On the North-Eastern border of South Africa lies the country of Mozambique. Here, in the port city of Beira, the magnificent Grande Hotel was built in the mid 1950’s when the country was still under Portuguese colonial control. It was by far the most luxurious Hotel in Africa.
In the mid 1970s I visited Mozambique with my first wife on honeymoon. The civil war had just started and we saw evidence of the military wherever we traveled. Even at this time it was still a popular and thriving tourist destination for travelers from Rhodesia and South Africa. The port of Beira was a busy hub of commerce handling the exports and imports of African countries inland of Mozambique.
The video trailer above is of a documentary shot by Belgian filmmaker Lotte Stoops about the community of squatters who have made the Grande Hotel their home. Stoop’s film has just premiered at the Rotterdam Film Festival. She reckons that there are 350 families living there. There are various estimates on the total number of people, with some placing the number of residents at about 3000.
The Hotel Grande was officially opened in 1955. When it closed its doors in the mid ’60s, political prisoners were incarcerated in the hotel basement. Later the military took over the 2nd floor and turned it into their permanent quarters. When Mozambique’s 16 year civil war ended in 1992 the hotel accommodated refugees from all over Mozambique.
Today there are piles of refuse that attract rodents. In several places trees grow from the roof and balconies. In places roots penetrate the concrete walls and ceilings and some disturbing structural cracks have appeared. The wooden parquet flooring has long since been torn up and used for fuel. Everything of value: basins, baths, tiles, carpets, window glass and plumbing, has been removed and sold. There is no electricity, running water or sewage system.

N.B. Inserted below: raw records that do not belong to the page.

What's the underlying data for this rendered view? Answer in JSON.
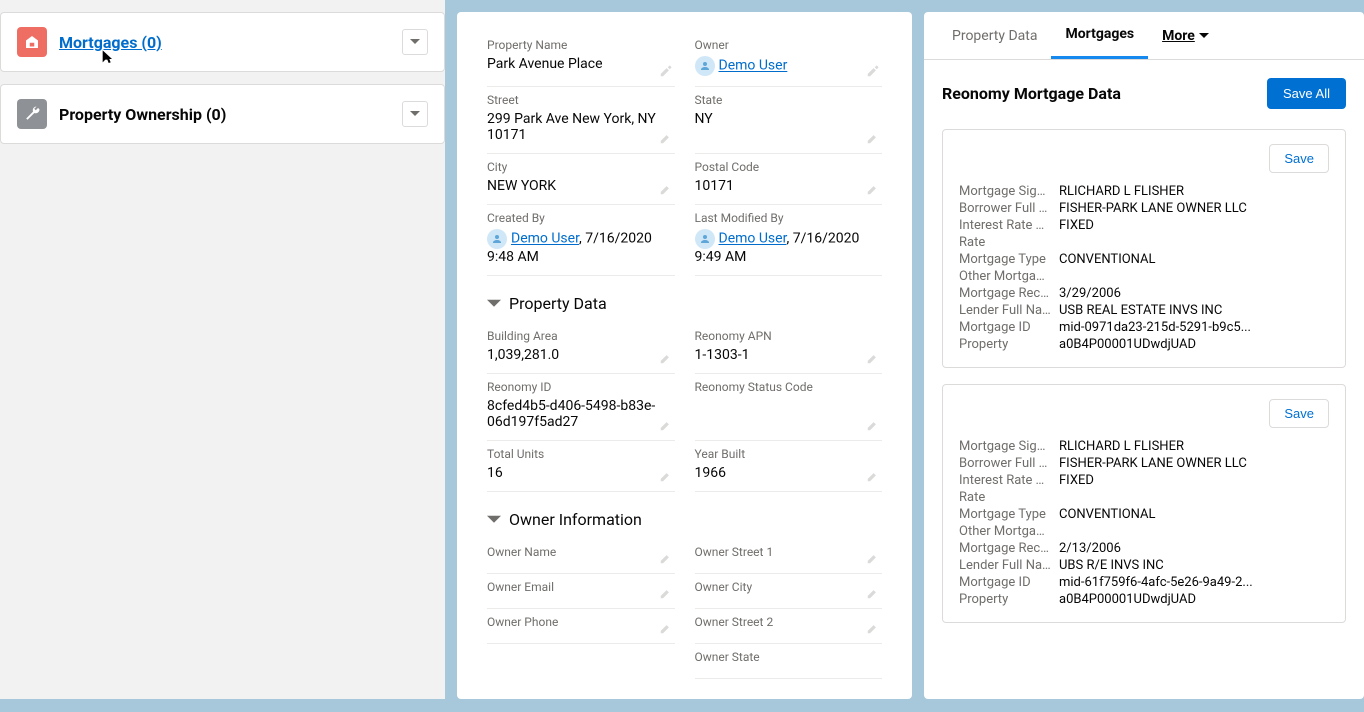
{
  "left": {
    "mortgages": {
      "label": "Mortgages (0)"
    },
    "ownership": {
      "label": "Property Ownership (0)"
    }
  },
  "mid": {
    "propertyName": {
      "label": "Property Name",
      "value": "Park Avenue Place"
    },
    "owner": {
      "label": "Owner",
      "value": "Demo User"
    },
    "street": {
      "label": "Street",
      "value": "299 Park Ave New York, NY 10171"
    },
    "state": {
      "label": "State",
      "value": "NY"
    },
    "city": {
      "label": "City",
      "value": "NEW YORK"
    },
    "postal": {
      "label": "Postal Code",
      "value": "10171"
    },
    "createdBy": {
      "label": "Created By",
      "user": "Demo User",
      "ts": ", 7/16/2020 9:48 AM"
    },
    "modifiedBy": {
      "label": "Last Modified By",
      "user": "Demo User",
      "ts": ", 7/16/2020 9:49 AM"
    },
    "section1": "Property Data",
    "buildingArea": {
      "label": "Building Area",
      "value": "1,039,281.0"
    },
    "apn": {
      "label": "Reonomy APN",
      "value": "1-1303-1"
    },
    "reonomyId": {
      "label": "Reonomy ID",
      "value": "8cfed4b5-d406-5498-b83e-06d197f5ad27"
    },
    "statusCode": {
      "label": "Reonomy Status Code",
      "value": ""
    },
    "totalUnits": {
      "label": "Total Units",
      "value": "16"
    },
    "yearBuilt": {
      "label": "Year Built",
      "value": "1966"
    },
    "section2": "Owner Information",
    "ownerName": {
      "label": "Owner Name",
      "value": ""
    },
    "ownerStreet1": {
      "label": "Owner Street 1",
      "value": ""
    },
    "ownerEmail": {
      "label": "Owner Email",
      "value": ""
    },
    "ownerCity": {
      "label": "Owner City",
      "value": ""
    },
    "ownerPhone": {
      "label": "Owner Phone",
      "value": ""
    },
    "ownerStreet2": {
      "label": "Owner Street 2",
      "value": ""
    },
    "ownerState": {
      "label": "Owner State",
      "value": ""
    }
  },
  "right": {
    "tabs": {
      "propertyData": "Property Data",
      "mortgages": "Mortgages",
      "more": "More"
    },
    "title": "Reonomy Mortgage Data",
    "saveAll": "Save All",
    "saveLabel": "Save",
    "keys": {
      "signa": "Mortgage Signa...",
      "borrower": "Borrower Full N...",
      "irType": "Interest Rate Ty...",
      "rate": "Rate",
      "mtype": "Mortgage Type",
      "other": "Other Mortgage...",
      "recor": "Mortgage Recor...",
      "lender": "Lender Full Name",
      "mid": "Mortgage ID",
      "property": "Property"
    },
    "mortgages": [
      {
        "signa": "RLICHARD L FLISHER",
        "borrower": "FISHER-PARK LANE OWNER LLC",
        "irType": "FIXED",
        "rate": "",
        "mtype": "CONVENTIONAL",
        "other": "",
        "recor": "3/29/2006",
        "lender": "USB REAL ESTATE INVS INC",
        "mid": "mid-0971da23-215d-5291-b9c5...",
        "property": "a0B4P00001UDwdjUAD"
      },
      {
        "signa": "RLICHARD L FLISHER",
        "borrower": "FISHER-PARK LANE OWNER LLC",
        "irType": "FIXED",
        "rate": "",
        "mtype": "CONVENTIONAL",
        "other": "",
        "recor": "2/13/2006",
        "lender": "UBS R/E INVS INC",
        "mid": "mid-61f759f6-4afc-5e26-9a49-2...",
        "property": "a0B4P00001UDwdjUAD"
      }
    ]
  }
}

With the expert African improvisation that it’s people are known for, residents have set up several external electrical connections and even a few solar panels supply free electricity. The massive swimming pool serves for washing clothes, while the bar pool is a urinal.
Most residents never leave the building. They work and live within the self-contained environment. Some sell goods to local residents while others work on nearby building sites. Still others act as landlords, leasing rooms that they have claimed as their own property, to others . It is not uncommon to find several generations of the same family living out their whole lives in the hotel. For these people the Grande has become a difficult place to escape from. Most dream of leaving one day.
Check Boing Boings great post on this hotel here. Be sure to check out the comments on that article for some interesting links and information.